> [Required work]
Each and every line below goes into your answer unchanged, but leave out the images.

> [Collected data]
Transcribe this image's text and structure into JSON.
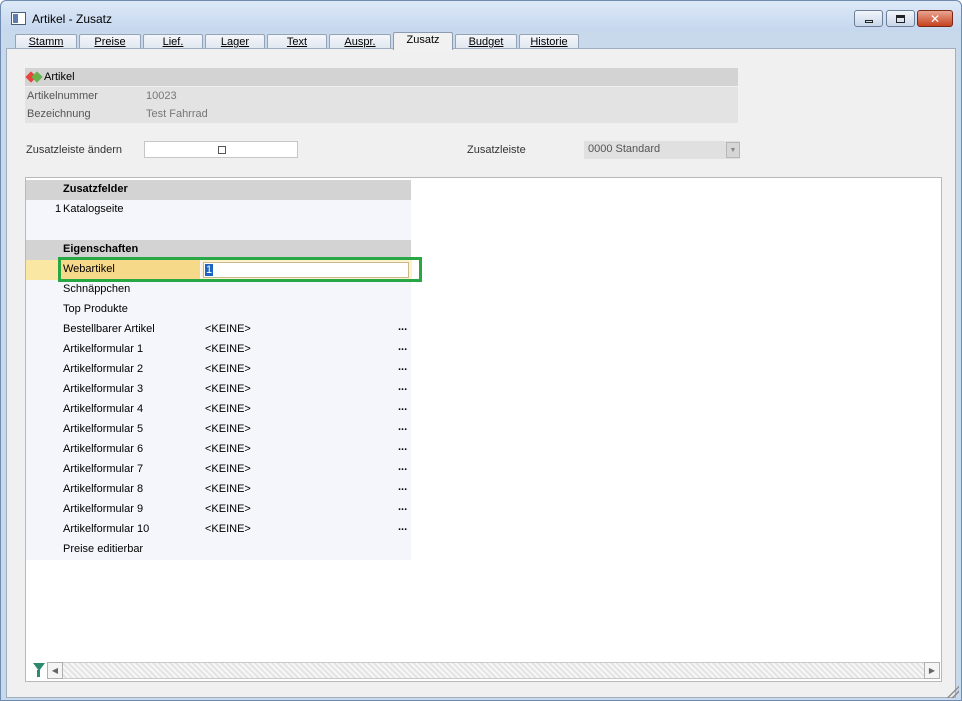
{
  "window": {
    "title": "Artikel - Zusatz"
  },
  "tabs": [
    {
      "label": "Stamm"
    },
    {
      "label": "Preise"
    },
    {
      "label": "Lief."
    },
    {
      "label": "Lager"
    },
    {
      "label": "Text"
    },
    {
      "label": "Auspr."
    },
    {
      "label": "Zusatz"
    },
    {
      "label": "Budget"
    },
    {
      "label": "Historie"
    }
  ],
  "artikel": {
    "section_title": "Artikel",
    "artikelnummer_label": "Artikelnummer",
    "artikelnummer_value": "10023",
    "bezeichnung_label": "Bezeichnung",
    "bezeichnung_value": "Test Fahrrad"
  },
  "zusatzleiste": {
    "aendern_label": "Zusatzleiste ändern",
    "aendern_checked": false,
    "label": "Zusatzleiste",
    "value": "0000 Standard"
  },
  "grid": {
    "zusatzfelder_header": "Zusatzfelder",
    "zusatzfelder": [
      {
        "num": "1",
        "name": "Katalogseite"
      }
    ],
    "eigenschaften_header": "Eigenschaften",
    "selected_row": {
      "name": "Webartikel",
      "edit_value": "1"
    },
    "rows": [
      {
        "name": "Schnäppchen",
        "value": "",
        "dots": ""
      },
      {
        "name": "Top Produkte",
        "value": "",
        "dots": ""
      },
      {
        "name": "Bestellbarer Artikel",
        "value": "<KEINE>",
        "dots": "..."
      },
      {
        "name": "Artikelformular 1",
        "value": "<KEINE>",
        "dots": "..."
      },
      {
        "name": "Artikelformular 2",
        "value": "<KEINE>",
        "dots": "..."
      },
      {
        "name": "Artikelformular 3",
        "value": "<KEINE>",
        "dots": "..."
      },
      {
        "name": "Artikelformular 4",
        "value": "<KEINE>",
        "dots": "..."
      },
      {
        "name": "Artikelformular 5",
        "value": "<KEINE>",
        "dots": "..."
      },
      {
        "name": "Artikelformular 6",
        "value": "<KEINE>",
        "dots": "..."
      },
      {
        "name": "Artikelformular 7",
        "value": "<KEINE>",
        "dots": "..."
      },
      {
        "name": "Artikelformular 8",
        "value": "<KEINE>",
        "dots": "..."
      },
      {
        "name": "Artikelformular 9",
        "value": "<KEINE>",
        "dots": "..."
      },
      {
        "name": "Artikelformular 10",
        "value": "<KEINE>",
        "dots": "..."
      },
      {
        "name": "Preise editierbar",
        "value": "",
        "dots": ""
      }
    ]
  },
  "colors": {
    "selection_frame": "#27a844",
    "selected_row": "#f7d98a",
    "text_selection": "#1f64c2"
  },
  "icons": {
    "app": "window-app-icon",
    "artikel": "artikel-hearts-icon",
    "filter": "filter-icon"
  }
}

> [Exercise output]
Transcribe this image's text and structure into JSON.
{
  "window": {
    "title": "Artikel - Zusatz"
  },
  "tabs": [
    {
      "label": "Stamm"
    },
    {
      "label": "Preise"
    },
    {
      "label": "Lief."
    },
    {
      "label": "Lager"
    },
    {
      "label": "Text"
    },
    {
      "label": "Auspr."
    },
    {
      "label": "Zusatz"
    },
    {
      "label": "Budget"
    },
    {
      "label": "Historie"
    }
  ],
  "artikel": {
    "section_title": "Artikel",
    "artikelnummer_label": "Artikelnummer",
    "artikelnummer_value": "10023",
    "bezeichnung_label": "Bezeichnung",
    "bezeichnung_value": "Test Fahrrad"
  },
  "zusatzleiste": {
    "aendern_label": "Zusatzleiste ändern",
    "aendern_checked": false,
    "label": "Zusatzleiste",
    "value": "0000 Standard"
  },
  "grid": {
    "zusatzfelder_header": "Zusatzfelder",
    "zusatzfelder": [
      {
        "num": "1",
        "name": "Katalogseite"
      }
    ],
    "eigenschaften_header": "Eigenschaften",
    "selected_row": {
      "name": "Webartikel",
      "edit_value": "1"
    },
    "rows": [
      {
        "name": "Schnäppchen",
        "value": "",
        "dots": ""
      },
      {
        "name": "Top Produkte",
        "value": "",
        "dots": ""
      },
      {
        "name": "Bestellbarer Artikel",
        "value": "<KEINE>",
        "dots": "..."
      },
      {
        "name": "Artikelformular 1",
        "value": "<KEINE>",
        "dots": "..."
      },
      {
        "name": "Artikelformular 2",
        "value": "<KEINE>",
        "dots": "..."
      },
      {
        "name": "Artikelformular 3",
        "value": "<KEINE>",
        "dots": "..."
      },
      {
        "name": "Artikelformular 4",
        "value": "<KEINE>",
        "dots": "..."
      },
      {
        "name": "Artikelformular 5",
        "value": "<KEINE>",
        "dots": "..."
      },
      {
        "name": "Artikelformular 6",
        "value": "<KEINE>",
        "dots": "..."
      },
      {
        "name": "Artikelformular 7",
        "value": "<KEINE>",
        "dots": "..."
      },
      {
        "name": "Artikelformular 8",
        "value": "<KEINE>",
        "dots": "..."
      },
      {
        "name": "Artikelformular 9",
        "value": "<KEINE>",
        "dots": "..."
      },
      {
        "name": "Artikelformular 10",
        "value": "<KEINE>",
        "dots": "..."
      },
      {
        "name": "Preise editierbar",
        "value": "",
        "dots": ""
      }
    ]
  },
  "colors": {
    "selection_frame": "#27a844",
    "selected_row": "#f7d98a",
    "text_selection": "#1f64c2"
  },
  "icons": {
    "app": "window-app-icon",
    "artikel": "artikel-hearts-icon",
    "filter": "filter-icon"
  }
}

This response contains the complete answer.